Introducing park and ride facilities and parking standards
As part of its efforts to achieve a modal shift in favour of public transport and a better use of public space, Nantes introduced a parking policy and city-centre access restrictions.
Implementing sustainable mobility
In response to high volumes of traffic in the centre of Nantes, the measure was designed to improve mobility management in order to achieve a balance between the various modes of transport, ensure user-friendly and safe spaces for pedestrians, give priority to public transport vehicles and reduce congestion and pollution. The city also needed to tackle the problem of illegal parking: cars regularly blocked pavements obliging pedestrians to step into the road; and commuters occupied parking spaces needed by service vehicles or residents in the city centre.
A parking policy is an effective tool by which local transport authorities can regulate urban mobility. The objectives were to:
- create car-free public spaces;
- enhance access to the city centre for visitors and discourage commuters from using cars; and
- allow city-centre residents to park their cars more easily near their homes, thus increasing their use of alternative modes of transportation within the city.
Access management was designed to promote the use of park and ride facilities among commuters by:
- extending the time-limited on-street paid parking zone in the city centre;
- reinforcing controls against illegal parking;
- introducing new on-street parking fees favouring residents and visitors; and
- developing park and ride facilities along tramlines to encourage commuters to use public transport, thus reducing the number of cars and demand for parking in the city centre.
Parking standards were also introduced for new buildings that are well connected to the public transport network in order to reduce the number of private parking spaces.
In 2003, the Nantes–Vertou railway link opened with park and ride facilities at the Vertou, Frene Rond and Pas Enchantes stations offering a total of 372 parking spaces. The Vertou park and ride was then extended with 100 new parking spaces.

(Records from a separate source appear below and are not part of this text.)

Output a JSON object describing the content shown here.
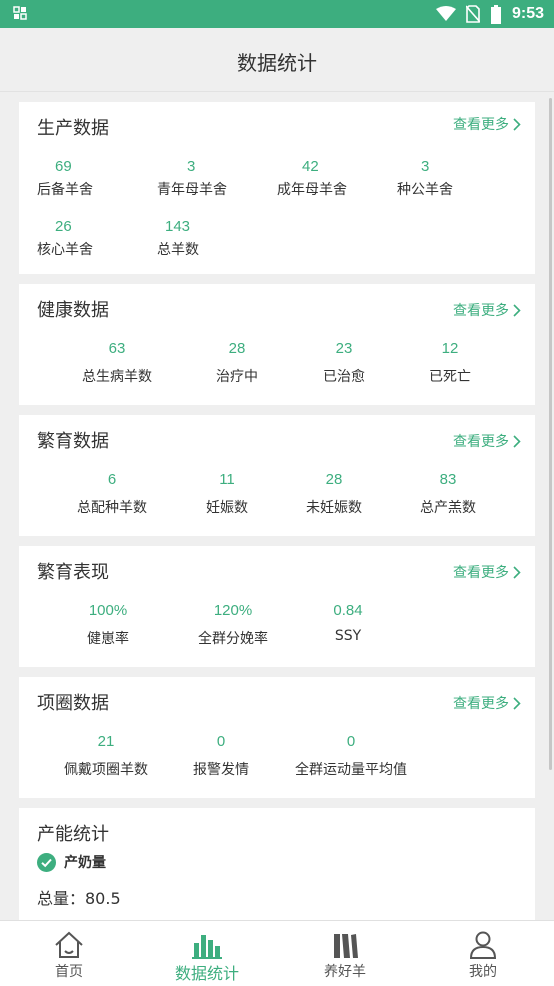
{
  "status_bar": {
    "time": "9:53",
    "icons": [
      "app-grid-icon",
      "wifi-icon",
      "no-sim-icon",
      "battery-icon"
    ]
  },
  "header": {
    "title": "数据统计"
  },
  "sections": {
    "production": {
      "title": "生产数据",
      "more": "查看更多",
      "stats": [
        {
          "value": "69",
          "label": "后备羊舍"
        },
        {
          "value": "3",
          "label": "青年母羊舍"
        },
        {
          "value": "42",
          "label": "成年母羊舍"
        },
        {
          "value": "3",
          "label": "种公羊舍"
        },
        {
          "value": "26",
          "label": "核心羊舍"
        },
        {
          "value": "143",
          "label": "总羊数"
        }
      ]
    },
    "health": {
      "title": "健康数据",
      "more": "查看更多",
      "stats": [
        {
          "value": "63",
          "label": "总生病羊数"
        },
        {
          "value": "28",
          "label": "治疗中"
        },
        {
          "value": "23",
          "label": "已治愈"
        },
        {
          "value": "12",
          "label": "已死亡"
        }
      ]
    },
    "breeding": {
      "title": "繁育数据",
      "more": "查看更多",
      "stats": [
        {
          "value": "6",
          "label": "总配种羊数"
        },
        {
          "value": "11",
          "label": "妊娠数"
        },
        {
          "value": "28",
          "label": "未妊娠数"
        },
        {
          "value": "83",
          "label": "总产羔数"
        }
      ]
    },
    "performance": {
      "title": "繁育表现",
      "more": "查看更多",
      "stats": [
        {
          "value": "100%",
          "label": "健崽率"
        },
        {
          "value": "120%",
          "label": "全群分娩率"
        },
        {
          "value": "0.84",
          "label": "SSY"
        }
      ]
    },
    "collar": {
      "title": "项圈数据",
      "more": "查看更多",
      "stats": [
        {
          "value": "21",
          "label": "佩戴项圈羊数"
        },
        {
          "value": "0",
          "label": "报警发情"
        },
        {
          "value": "0",
          "label": "全群运动量平均值"
        }
      ]
    },
    "capacity": {
      "title": "产能统计",
      "checkbox_label": "产奶量",
      "total": "总量：80.5"
    }
  },
  "bottom_nav": [
    {
      "label": "首页",
      "icon": "home-icon",
      "active": false
    },
    {
      "label": "数据统计",
      "icon": "bar-chart-icon",
      "active": true
    },
    {
      "label": "养好羊",
      "icon": "books-icon",
      "active": false
    },
    {
      "label": "我的",
      "icon": "person-icon",
      "active": false
    }
  ],
  "colors": {
    "accent": "#3dae7f",
    "status_bar": "#3dae7f",
    "background": "#efefef",
    "card": "#ffffff",
    "text": "#333333"
  }
}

In 2004, a new park and ride facility opened in Orvault-Morliere in connection with the extension of tram number 3. In 2005, several more facilities were opened: 460 parking spaces in the southeast area of the city (along the new priority bus route); 170 parking spaces in the southwest area of the city (tram 2); and 155 parking spaces for people using the Nantes–Trentemoult river shuttle. This meant a total of 5,803 parking spaces in 39 park and ride facilities in 2011.

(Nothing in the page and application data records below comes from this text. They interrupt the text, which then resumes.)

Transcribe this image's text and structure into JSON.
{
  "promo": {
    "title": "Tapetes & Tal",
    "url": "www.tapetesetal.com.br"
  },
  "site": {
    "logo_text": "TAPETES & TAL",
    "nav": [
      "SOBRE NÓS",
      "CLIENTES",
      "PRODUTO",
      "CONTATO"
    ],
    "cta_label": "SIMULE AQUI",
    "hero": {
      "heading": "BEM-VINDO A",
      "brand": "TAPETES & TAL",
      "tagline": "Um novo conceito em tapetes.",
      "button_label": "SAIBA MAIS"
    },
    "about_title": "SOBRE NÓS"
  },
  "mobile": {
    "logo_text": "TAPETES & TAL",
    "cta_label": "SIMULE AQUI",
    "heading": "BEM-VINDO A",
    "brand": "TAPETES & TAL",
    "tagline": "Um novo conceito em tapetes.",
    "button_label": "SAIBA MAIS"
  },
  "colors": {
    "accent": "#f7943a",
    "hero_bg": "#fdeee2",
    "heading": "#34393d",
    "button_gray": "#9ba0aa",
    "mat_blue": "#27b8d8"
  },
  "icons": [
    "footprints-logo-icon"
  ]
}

Nantes produced a guide to the improved parking facilities in the suburban and central areas of the city, which was widely distributed.
The measure improved the flow of traffic in the city, allowing visitors (service and delivery vehicles) to find a parking space more quickly without having to drive around looking for one. It also enhanced the quality of the city’s public spaces by eliminating illegal parking.
With the reduction of long-stay parking demand and the resulting removal of on-street parking spaces, pedestrian areas could be enlarged and cycle lanes and bus corridors developed.
The rate of occupancy of the park and ride facilities shows a rapid progression. Some of the facilities were overcrowded in their first week of operation and required immediate extension. However, traffic levels in the city remain high because of the big supply of private car parks provided by the main employers in the city centre. This can be tackled by increasing their awareness through company mobility plans.